9. Sticky Notes
Who hasn’t seen (or used) those little squares of paper that are great for writing notes or reminders? Windows allows you to use this feature on your computer – to stick on your desktop instead of the refrigerator.
You can sync Sticky Notes to the cloud – or with other (Windows) devices, Outlook, and so on. The app also lets you use a touchscreen for input and sync with Cortana to create reminders.
10. Maximize Your Laptop’s Battery
If you’re on the go, the last thing you want is for your laptop’s battery to run out while you’re using it. You won’t always have a way to plug in somewhere, so it might be wise to conserve that battery as much as you can.
The Battery Saver feature in Windows 10 (found easily via the taskbar’s search box) allows the system to scale back on usage once a certain threshold is hit (let’s say battery life of 20%). There are other settings and tips in this area to tweak as well.
What You May Not Know About Device Drivers for Windows
Your computer has many devices connected to it. The hardware requires special software to communicate with the operating system. This software, known as device drivers, is crucial to the operation of any given device.
With that being said, these device drivers can become outdated or corrupt – it’s even possible the incorrect one was installed for the hardware. In such cases, these drivers – which are typically taken for granted – can become a problem.
If a device has become unstable or stopped working altogether, it may be time to update its driver. There are a few approaches to doing so.
- Let Windows Search for a Driver
This option lets the O/S do all the work. To do so, bring up the Device Manager (find it using the search box on the taskbar). Find the device in the list, right-click and choose to Update Driver. Then choose the option to allow Windows to search/install the driver.
- Manually Search for a Driver Yourself
If you know the exact model (and/or serial number) of the hardware, you can seek an updated driver on the manufacturer’s website.
Once you find the correct driver, download and unzip it.
Then follow the steps above – but this time, choose to browse for the driver yourself.
- Device Driver Software
Programmers who write device drivers work mostly in the C or C++ programming language as it offers complex program and database structures along with easy access to low-level instructions. Testing device drivers involves operational as well as security issues. And because driver software runs at high levels of privilege, it can lead to security vulnerability or system compromise. This is what sometimes happens when your system ‘crashes’. And this is where SolveIQ comes in.
- Automate the Task of Updating Drivers
You can use software, such as that provided by SolveIQ, to do the heavy lifting. It can save you tons of time (and effort), considering how many devices on your computer there are.

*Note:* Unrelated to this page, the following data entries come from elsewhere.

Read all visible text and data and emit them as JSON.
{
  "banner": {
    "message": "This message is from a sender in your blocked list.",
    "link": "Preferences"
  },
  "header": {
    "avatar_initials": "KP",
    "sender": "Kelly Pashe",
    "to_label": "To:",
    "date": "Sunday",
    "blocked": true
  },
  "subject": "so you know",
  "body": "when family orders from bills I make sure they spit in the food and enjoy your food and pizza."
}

SolveIQ provides an automated method of ensuring that your computer has the correct and most up-to-date drivers that will keep your system running efficiently, without the guesswork and manual effort. Fall in love with your PC again.